WHAT YOU ARE ASKED TO DO: Every line that contains "ONLY" must be located and copied from the data.

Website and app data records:
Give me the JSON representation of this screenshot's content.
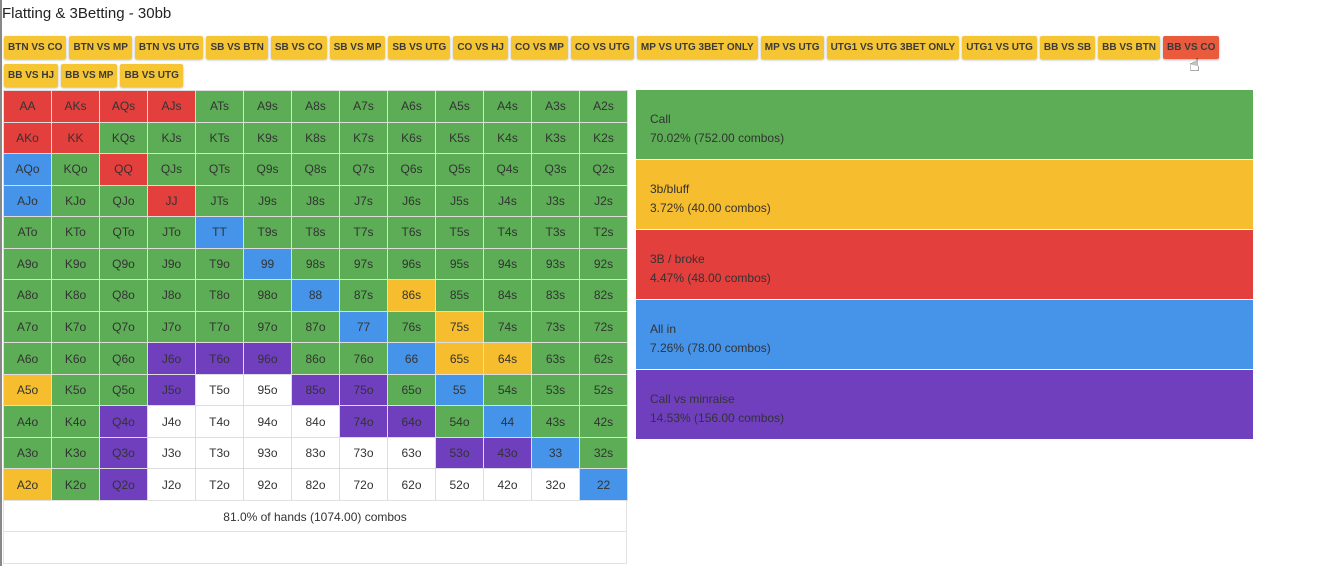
{
  "title": "Flatting & 3Betting - 30bb",
  "colors": {
    "call": "#5cad55",
    "bluff": "#f6bd2e",
    "broke": "#e23f3d",
    "allin": "#4694ea",
    "minraise": "#6f3fbe",
    "none": "#ffffff",
    "tab": "#f6c533",
    "tab_active": "#ea5a3c"
  },
  "tabs": [
    {
      "label": "BTN VS CO",
      "active": false
    },
    {
      "label": "BTN VS MP",
      "active": false
    },
    {
      "label": "BTN VS UTG",
      "active": false
    },
    {
      "label": "SB VS BTN",
      "active": false
    },
    {
      "label": "SB VS CO",
      "active": false
    },
    {
      "label": "SB VS MP",
      "active": false
    },
    {
      "label": "SB VS UTG",
      "active": false
    },
    {
      "label": "CO VS HJ",
      "active": false
    },
    {
      "label": "CO VS MP",
      "active": false
    },
    {
      "label": "CO VS UTG",
      "active": false
    },
    {
      "label": "MP VS UTG 3BET ONLY",
      "active": false
    },
    {
      "label": "MP VS UTG",
      "active": false
    },
    {
      "label": "UTG1 VS UTG 3BET ONLY",
      "active": false
    },
    {
      "label": "UTG1 VS UTG",
      "active": false
    },
    {
      "label": "BB VS SB",
      "active": false
    },
    {
      "label": "BB VS BTN",
      "active": false
    },
    {
      "label": "BB VS CO",
      "active": true
    },
    {
      "label": "BB VS HJ",
      "active": false
    },
    {
      "label": "BB VS MP",
      "active": false
    },
    {
      "label": "BB VS UTG",
      "active": false
    }
  ],
  "grid": [
    [
      [
        "AA",
        "broke"
      ],
      [
        "AKs",
        "broke"
      ],
      [
        "AQs",
        "broke"
      ],
      [
        "AJs",
        "broke"
      ],
      [
        "ATs",
        "call"
      ],
      [
        "A9s",
        "call"
      ],
      [
        "A8s",
        "call"
      ],
      [
        "A7s",
        "call"
      ],
      [
        "A6s",
        "call"
      ],
      [
        "A5s",
        "call"
      ],
      [
        "A4s",
        "call"
      ],
      [
        "A3s",
        "call"
      ],
      [
        "A2s",
        "call"
      ]
    ],
    [
      [
        "AKo",
        "broke"
      ],
      [
        "KK",
        "broke"
      ],
      [
        "KQs",
        "call"
      ],
      [
        "KJs",
        "call"
      ],
      [
        "KTs",
        "call"
      ],
      [
        "K9s",
        "call"
      ],
      [
        "K8s",
        "call"
      ],
      [
        "K7s",
        "call"
      ],
      [
        "K6s",
        "call"
      ],
      [
        "K5s",
        "call"
      ],
      [
        "K4s",
        "call"
      ],
      [
        "K3s",
        "call"
      ],
      [
        "K2s",
        "call"
      ]
    ],
    [
      [
        "AQo",
        "allin"
      ],
      [
        "KQo",
        "call"
      ],
      [
        "QQ",
        "broke"
      ],
      [
        "QJs",
        "call"
      ],
      [
        "QTs",
        "call"
      ],
      [
        "Q9s",
        "call"
      ],
      [
        "Q8s",
        "call"
      ],
      [
        "Q7s",
        "call"
      ],
      [
        "Q6s",
        "call"
      ],
      [
        "Q5s",
        "call"
      ],
      [
        "Q4s",
        "call"
      ],
      [
        "Q3s",
        "call"
      ],
      [
        "Q2s",
        "call"
      ]
    ],
    [
      [
        "AJo",
        "allin"
      ],
      [
        "KJo",
        "call"
      ],
      [
        "QJo",
        "call"
      ],
      [
        "JJ",
        "broke"
      ],
      [
        "JTs",
        "call"
      ],
      [
        "J9s",
        "call"
      ],
      [
        "J8s",
        "call"
      ],
      [
        "J7s",
        "call"
      ],
      [
        "J6s",
        "call"
      ],
      [
        "J5s",
        "call"
      ],
      [
        "J4s",
        "call"
      ],
      [
        "J3s",
        "call"
      ],
      [
        "J2s",
        "call"
      ]
    ],
    [
      [
        "ATo",
        "call"
      ],
      [
        "KTo",
        "call"
      ],
      [
        "QTo",
        "call"
      ],
      [
        "JTo",
        "call"
      ],
      [
        "TT",
        "allin"
      ],
      [
        "T9s",
        "call"
      ],
      [
        "T8s",
        "call"
      ],
      [
        "T7s",
        "call"
      ],
      [
        "T6s",
        "call"
      ],
      [
        "T5s",
        "call"
      ],
      [
        "T4s",
        "call"
      ],
      [
        "T3s",
        "call"
      ],
      [
        "T2s",
        "call"
      ]
    ],
    [
      [
        "A9o",
        "call"
      ],
      [
        "K9o",
        "call"
      ],
      [
        "Q9o",
        "call"
      ],
      [
        "J9o",
        "call"
      ],
      [
        "T9o",
        "call"
      ],
      [
        "99",
        "allin"
      ],
      [
        "98s",
        "call"
      ],
      [
        "97s",
        "call"
      ],
      [
        "96s",
        "call"
      ],
      [
        "95s",
        "call"
      ],
      [
        "94s",
        "call"
      ],
      [
        "93s",
        "call"
      ],
      [
        "92s",
        "call"
      ]
    ],
    [
      [
        "A8o",
        "call"
      ],
      [
        "K8o",
        "call"
      ],
      [
        "Q8o",
        "call"
      ],
      [
        "J8o",
        "call"
      ],
      [
        "T8o",
        "call"
      ],
      [
        "98o",
        "call"
      ],
      [
        "88",
        "allin"
      ],
      [
        "87s",
        "call"
      ],
      [
        "86s",
        "bluff"
      ],
      [
        "85s",
        "call"
      ],
      [
        "84s",
        "call"
      ],
      [
        "83s",
        "call"
      ],
      [
        "82s",
        "call"
      ]
    ],
    [
      [
        "A7o",
        "call"
      ],
      [
        "K7o",
        "call"
      ],
      [
        "Q7o",
        "call"
      ],
      [
        "J7o",
        "call"
      ],
      [
        "T7o",
        "call"
      ],
      [
        "97o",
        "call"
      ],
      [
        "87o",
        "call"
      ],
      [
        "77",
        "allin"
      ],
      [
        "76s",
        "call"
      ],
      [
        "75s",
        "bluff"
      ],
      [
        "74s",
        "call"
      ],
      [
        "73s",
        "call"
      ],
      [
        "72s",
        "call"
      ]
    ],
    [
      [
        "A6o",
        "call"
      ],
      [
        "K6o",
        "call"
      ],
      [
        "Q6o",
        "call"
      ],
      [
        "J6o",
        "minraise"
      ],
      [
        "T6o",
        "minraise"
      ],
      [
        "96o",
        "minraise"
      ],
      [
        "86o",
        "call"
      ],
      [
        "76o",
        "call"
      ],
      [
        "66",
        "allin"
      ],
      [
        "65s",
        "bluff"
      ],
      [
        "64s",
        "bluff"
      ],
      [
        "63s",
        "call"
      ],
      [
        "62s",
        "call"
      ]
    ],
    [
      [
        "A5o",
        "bluff"
      ],
      [
        "K5o",
        "call"
      ],
      [
        "Q5o",
        "call"
      ],
      [
        "J5o",
        "minraise"
      ],
      [
        "T5o",
        "none"
      ],
      [
        "95o",
        "none"
      ],
      [
        "85o",
        "minraise"
      ],
      [
        "75o",
        "minraise"
      ],
      [
        "65o",
        "call"
      ],
      [
        "55",
        "allin"
      ],
      [
        "54s",
        "call"
      ],
      [
        "53s",
        "call"
      ],
      [
        "52s",
        "call"
      ]
    ],
    [
      [
        "A4o",
        "call"
      ],
      [
        "K4o",
        "call"
      ],
      [
        "Q4o",
        "minraise"
      ],
      [
        "J4o",
        "none"
      ],
      [
        "T4o",
        "none"
      ],
      [
        "94o",
        "none"
      ],
      [
        "84o",
        "none"
      ],
      [
        "74o",
        "minraise"
      ],
      [
        "64o",
        "minraise"
      ],
      [
        "54o",
        "call"
      ],
      [
        "44",
        "allin"
      ],
      [
        "43s",
        "call"
      ],
      [
        "42s",
        "call"
      ]
    ],
    [
      [
        "A3o",
        "call"
      ],
      [
        "K3o",
        "call"
      ],
      [
        "Q3o",
        "minraise"
      ],
      [
        "J3o",
        "none"
      ],
      [
        "T3o",
        "none"
      ],
      [
        "93o",
        "none"
      ],
      [
        "83o",
        "none"
      ],
      [
        "73o",
        "none"
      ],
      [
        "63o",
        "none"
      ],
      [
        "53o",
        "minraise"
      ],
      [
        "43o",
        "minraise"
      ],
      [
        "33",
        "allin"
      ],
      [
        "32s",
        "call"
      ]
    ],
    [
      [
        "A2o",
        "bluff"
      ],
      [
        "K2o",
        "call"
      ],
      [
        "Q2o",
        "minraise"
      ],
      [
        "J2o",
        "none"
      ],
      [
        "T2o",
        "none"
      ],
      [
        "92o",
        "none"
      ],
      [
        "82o",
        "none"
      ],
      [
        "72o",
        "none"
      ],
      [
        "62o",
        "none"
      ],
      [
        "52o",
        "none"
      ],
      [
        "42o",
        "none"
      ],
      [
        "32o",
        "none"
      ],
      [
        "22",
        "allin"
      ]
    ]
  ],
  "summary": "81.0% of hands (1074.00) combos",
  "legend": [
    {
      "key": "call",
      "name": "Call",
      "stats": "70.02% (752.00 combos)"
    },
    {
      "key": "bluff",
      "name": "3b/bluff",
      "stats": "3.72% (40.00 combos)"
    },
    {
      "key": "broke",
      "name": "3B / broke",
      "stats": "4.47% (48.00 combos)"
    },
    {
      "key": "allin",
      "name": "All in",
      "stats": "7.26% (78.00 combos)"
    },
    {
      "key": "minraise",
      "name": "Call vs minraise",
      "stats": "14.53% (156.00 combos)"
    }
  ]
}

RESPONSE AREA:
      "label": "MP VS UTG 3BET ONLY",
      "label": "UTG1 VS UTG 3BET ONLY",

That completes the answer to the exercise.